When the cotton crop is young, it attracts white flies and sucking pests, which generate leaf curl disease. For these pests, a neem extract is sprayed on the crops. This is prepared by the villagers themselves (who now have their own grinding machine purchased by a local women's Self Help Group). The neem seeds are collected in summer, soaked in water to allow them to expand and then dried. Then the seeds are ground into powder, mixed with water and a small quantity of detergent. Two sprayings are usually required.
Since this spray tends to make the leaves brittle and affects flowering, this is counteracted by a subsequent spray of a combination of fermented cow dung and urine, to which a small quantity of lime is added. This ensures good flowering, which in turn attracts new pests such as the infamous bollworm, for which the genetically modified BT cottonseed was developed. To guard against this, a new concoction is prepared - this time of a large quantity of chillies, a smaller amount of garlic that are ground together and mixed with some kerosene. This spray has been found effective in controlling bollworm.
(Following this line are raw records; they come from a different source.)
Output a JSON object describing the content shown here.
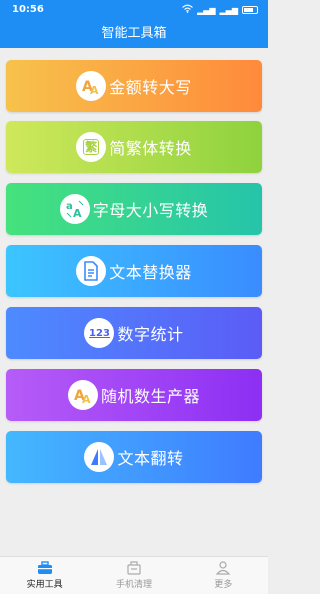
{
  "status_bar": {
    "time": "10:56"
  },
  "header": {
    "title": "智能工具箱"
  },
  "tools": [
    {
      "label": "金额转大写",
      "icon": "money-uppercase-icon",
      "icon_text": "A"
    },
    {
      "label": "简繁体转换",
      "icon": "simplified-traditional-icon",
      "icon_text": "繁"
    },
    {
      "label": "字母大小写转换",
      "icon": "letter-case-icon",
      "icon_text": "aA"
    },
    {
      "label": "文本替换器",
      "icon": "text-replace-icon",
      "icon_text": "≡"
    },
    {
      "label": "数字统计",
      "icon": "number-count-icon",
      "icon_text": "123"
    },
    {
      "label": "随机数生产器",
      "icon": "random-number-icon",
      "icon_text": "A"
    },
    {
      "label": "文本翻转",
      "icon": "text-flip-icon",
      "icon_text": "◭"
    }
  ],
  "tabbar": {
    "items": [
      {
        "label": "实用工具",
        "active": true
      },
      {
        "label": "手机清理",
        "active": false
      },
      {
        "label": "更多",
        "active": false
      }
    ]
  }
}
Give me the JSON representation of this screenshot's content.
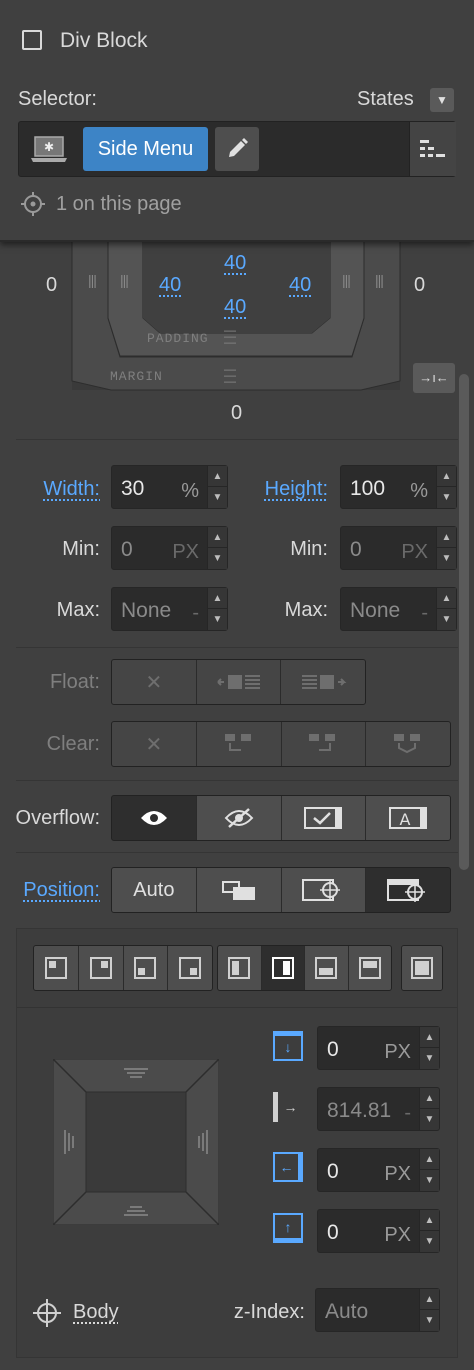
{
  "header": {
    "element_type": "Div Block",
    "selector_label": "Selector:",
    "states_label": "States",
    "class_name": "Side Menu",
    "count_text": "1 on this page"
  },
  "box_model": {
    "margin_left": "0",
    "margin_right": "0",
    "margin_bottom": "0",
    "padding_top": "40",
    "padding_bottom": "40",
    "padding_left": "40",
    "padding_right": "40",
    "padding_label": "PADDING",
    "margin_label": "MARGIN"
  },
  "size": {
    "width_label": "Width:",
    "width_value": "30",
    "width_unit": "%",
    "height_label": "Height:",
    "height_value": "100",
    "height_unit": "%",
    "min_label": "Min:",
    "min_w": "0",
    "min_w_unit": "PX",
    "min_h": "0",
    "min_h_unit": "PX",
    "max_label": "Max:",
    "max_w": "None",
    "max_w_unit": "-",
    "max_h": "None",
    "max_h_unit": "-"
  },
  "float": {
    "label": "Float:",
    "options": [
      "none-icon",
      "float-left-icon",
      "float-right-icon"
    ]
  },
  "clear": {
    "label": "Clear:",
    "options": [
      "none-icon",
      "clear-left-icon",
      "clear-right-icon",
      "clear-both-icon"
    ]
  },
  "overflow": {
    "label": "Overflow:",
    "options": [
      "visible-icon",
      "hidden-icon",
      "scroll-icon",
      "auto-icon"
    ],
    "selected": "visible-icon"
  },
  "position": {
    "label": "Position:",
    "options": [
      "Auto",
      "relative-icon",
      "absolute-icon",
      "fixed-icon"
    ],
    "selected": "fixed-icon",
    "offset_top": "0",
    "offset_top_unit": "PX",
    "offset_right": "814.81",
    "offset_right_unit": "-",
    "offset_left": "0",
    "offset_left_unit": "PX",
    "offset_bottom": "0",
    "offset_bottom_unit": "PX",
    "relative_to": "Body",
    "zindex_label": "z-Index:",
    "zindex_value": "Auto"
  },
  "colors": {
    "accent_blue": "#3d84c6",
    "link_blue": "#5aa9ff",
    "panel_bg": "#404040",
    "field_bg": "#2b2b2b"
  }
}
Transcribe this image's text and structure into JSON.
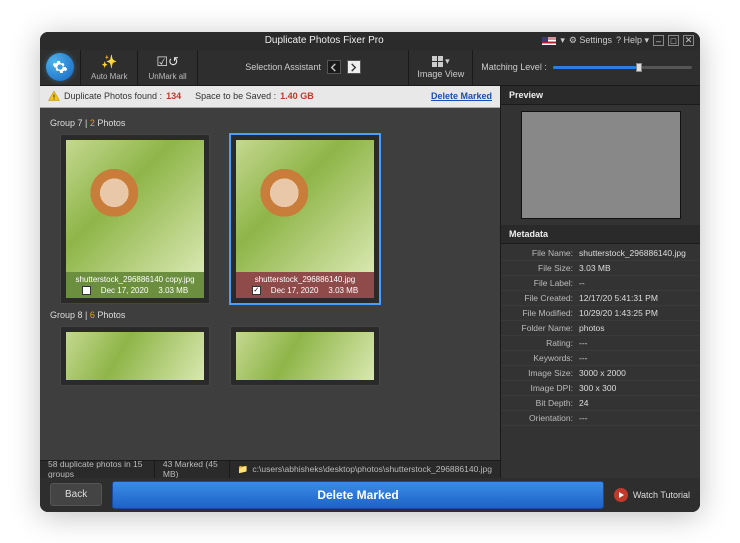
{
  "title": "Duplicate Photos Fixer Pro",
  "titlebar": {
    "settings": "⚙ Settings",
    "help": "? Help ▾",
    "lang": "▾"
  },
  "toolbar": {
    "automark": "Auto Mark",
    "unmarkall": "UnMark all",
    "selassist": "Selection Assistant",
    "imageview": "Image View",
    "matchlabel": "Matching Level :"
  },
  "infobar": {
    "dup_label": "Duplicate Photos found :",
    "dup_count": "134",
    "space_label": "Space to be Saved :",
    "space_val": "1.40 GB",
    "delete_marked": "Delete Marked"
  },
  "groups": [
    {
      "title": "Group 7 |",
      "count": "2",
      "count_suffix": "Photos",
      "items": [
        {
          "file": "shutterstock_296886140 copy.jpg",
          "date": "Dec 17, 2020",
          "size": "3.03 MB",
          "checked": false,
          "cap": "green"
        },
        {
          "file": "shutterstock_296886140.jpg",
          "date": "Dec 17, 2020",
          "size": "3.03 MB",
          "checked": true,
          "cap": "red",
          "selected": true
        }
      ]
    },
    {
      "title": "Group 8 |",
      "count": "6",
      "count_suffix": "Photos"
    }
  ],
  "side": {
    "preview": "Preview",
    "metadata": "Metadata",
    "rows": [
      {
        "k": "File Name:",
        "v": "shutterstock_296886140.jpg"
      },
      {
        "k": "File Size:",
        "v": "3.03 MB"
      },
      {
        "k": "File Label:",
        "v": "--"
      },
      {
        "k": "File Created:",
        "v": "12/17/20 5:41:31 PM"
      },
      {
        "k": "File Modified:",
        "v": "10/29/20 1:43:25 PM"
      },
      {
        "k": "Folder Name:",
        "v": "photos"
      },
      {
        "k": "Rating:",
        "v": "---"
      },
      {
        "k": "Keywords:",
        "v": "---"
      },
      {
        "k": "Image Size:",
        "v": "3000 x 2000"
      },
      {
        "k": "Image DPI:",
        "v": "300 x 300"
      },
      {
        "k": "Bit Depth:",
        "v": "24"
      },
      {
        "k": "Orientation:",
        "v": "---"
      }
    ]
  },
  "status": {
    "groups": "58 duplicate photos in 15 groups",
    "marked": "43 Marked (45 MB)",
    "path": "c:\\users\\abhisheks\\desktop\\photos\\shutterstock_296886140.jpg"
  },
  "bottom": {
    "back": "Back",
    "delete": "Delete Marked",
    "watch": "Watch Tutorial"
  }
}
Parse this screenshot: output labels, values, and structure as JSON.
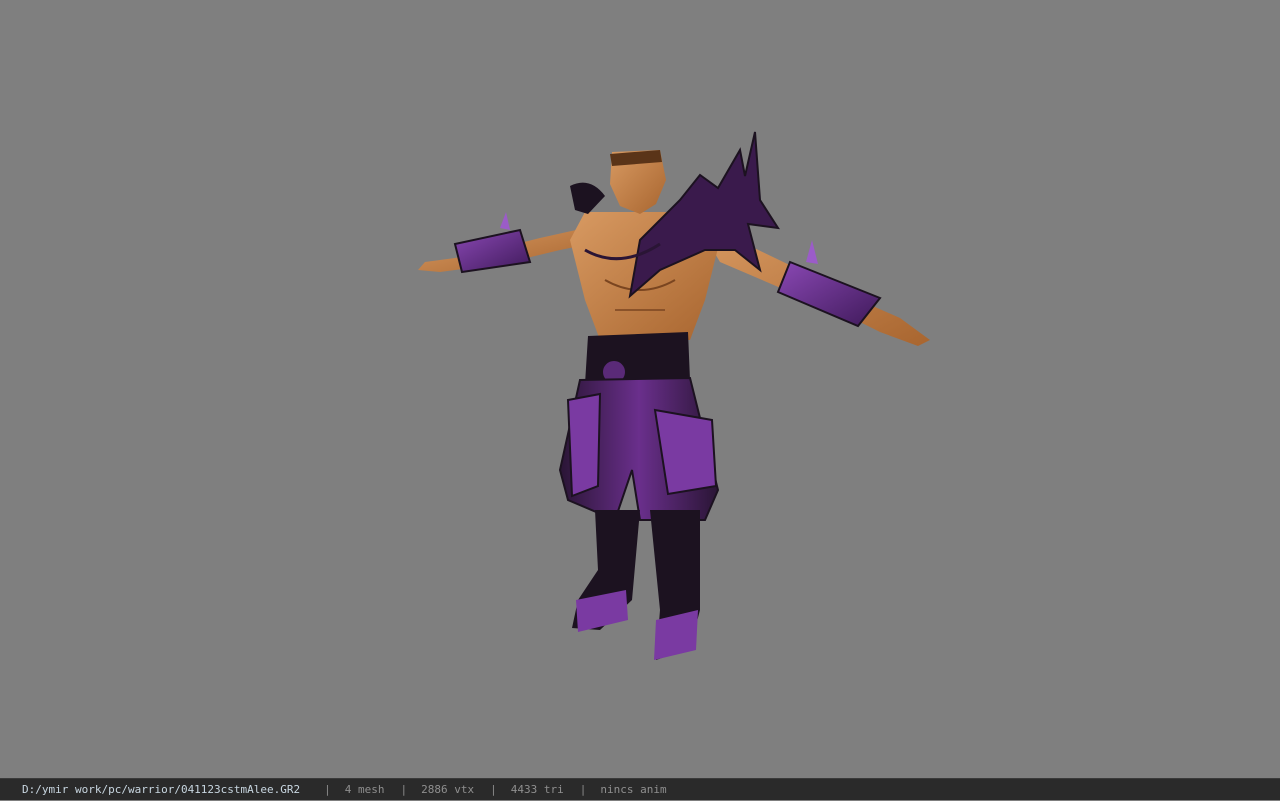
{
  "viewport": {
    "background": "#7f7f7f",
    "model": {
      "description_icon": "character-model",
      "skin_color": "#c8834f",
      "armor_color": "#6a2f8c",
      "armor_dark": "#1c1220"
    }
  },
  "statusbar": {
    "file_path": "D:/ymir work/pc/warrior/041123cstmAlee.GR2",
    "separator": "|",
    "mesh": "4 mesh",
    "vertices": "2886 vtx",
    "triangles": "4433 tri",
    "animation": "nincs anim"
  }
}
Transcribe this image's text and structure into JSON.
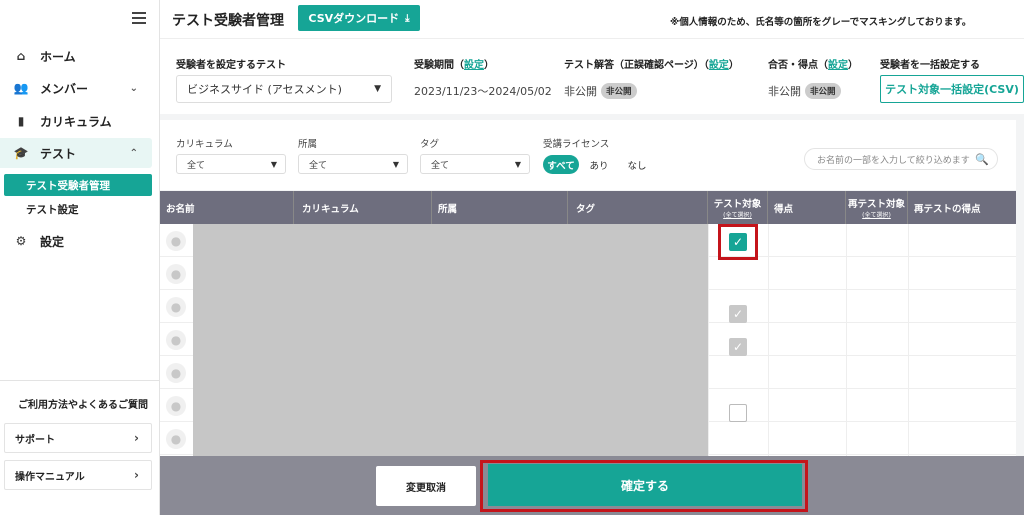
{
  "sidebar": {
    "items": [
      {
        "label": "ホーム"
      },
      {
        "label": "メンバー"
      },
      {
        "label": "カリキュラム"
      },
      {
        "label": "テスト"
      },
      {
        "label": "設定"
      }
    ],
    "sub_items": [
      {
        "label": "テスト受験者管理"
      },
      {
        "label": "テスト設定"
      }
    ],
    "help_title": "ご利用方法やよくあるご質問",
    "support_label": "サポート",
    "manual_label": "操作マニュアル"
  },
  "header": {
    "title": "テスト受験者管理",
    "csv_button": "CSVダウンロード",
    "notice": "※個人情報のため、氏名等の箇所をグレーでマスキングしております。"
  },
  "settings": {
    "test_label": "受験者を設定するテスト",
    "test_value": "ビジネスサイド (アセスメント)",
    "period_label": "受験期間",
    "period_link": "設定",
    "period_value": "2023/11/23～2024/05/02",
    "answer_label": "テスト解答（正誤確認ページ）",
    "answer_link": "設定",
    "answer_value": "非公開",
    "answer_badge": "非公開",
    "pass_label": "合否・得点",
    "pass_link": "設定",
    "pass_value": "非公開",
    "pass_badge": "非公開",
    "bulk_label": "受験者を一括設定する",
    "bulk_button": "テスト対象一括設定(CSV)"
  },
  "filters": {
    "curriculum_label": "カリキュラム",
    "curriculum_value": "全て",
    "dept_label": "所属",
    "dept_value": "全て",
    "tag_label": "タグ",
    "tag_value": "全て",
    "license_label": "受講ライセンス",
    "license_options": [
      "すべて",
      "あり",
      "なし"
    ],
    "search_placeholder": "お名前の一部を入力して絞り込めます"
  },
  "table": {
    "headers": {
      "name": "お名前",
      "curriculum": "カリキュラム",
      "dept": "所属",
      "tag": "タグ",
      "target": "テスト対象",
      "target_sub": "(全て選択)",
      "score": "得点",
      "retest": "再テスト対象",
      "retest_sub": "(全て選択)",
      "retest_score": "再テストの得点"
    },
    "rows": [
      {
        "checkbox": "checked"
      },
      {
        "checkbox": "none"
      },
      {
        "checkbox": "disabled"
      },
      {
        "checkbox": "disabled"
      },
      {
        "checkbox": "none"
      },
      {
        "checkbox": "unchecked"
      },
      {
        "checkbox": "none"
      }
    ]
  },
  "footer": {
    "cancel_button": "変更取消",
    "confirm_button": "確定する"
  },
  "colors": {
    "accent": "#16a596",
    "highlight": "#c4141b"
  }
}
Another black variety of bollworm - a nocturnal pest called spodoptera which comes in the last phases of the cotton crop - is dealt with by placing little balls of rice bran and jaggery in the fields. The pests die on eating this. Finally, the jassids who also come in the last phase are attracted to small sheets of iron smeared with grease, placed in the fields. The insects get stuck to it at night, and can be cleaned out in the morning. In the fields we visited, cheerful bright yellow squares could be seen dotting the fields of rich crop.
Because of the increasing use of this method, local production of these natural inputs has already proved to be insufficient, and the local people are already purchasing neem seeds. Despite this, the money outlays on these are unbelievably low compared to the chemical pesticides in the market, and the system is apparently more effective in controlling pests and ensuring a healthy and non-toxic crop.
Of course, some people are not happy about this - particularly the pesticide companies. In the village bus stop, we saw how the detailed instructions that had been provided on the new pest management method had been completely covered up by pesticide advertisements. The companies are already aggressively campaigning against this natural system.
Despite this, the benefits are so self-evident that it is not surprising that word is spreading rapidly across rural areas and so many people are flocking here to learn about this method. In an agriculture ravaged by the aggressive penetration of commercial inputs with often dubious effects, this represents not only an important alternative but perhaps a major way forward in redirecting cultivation practices. This little village may be showing a way forward not only for other farmers in Andhra Pradesh, but for the whole country.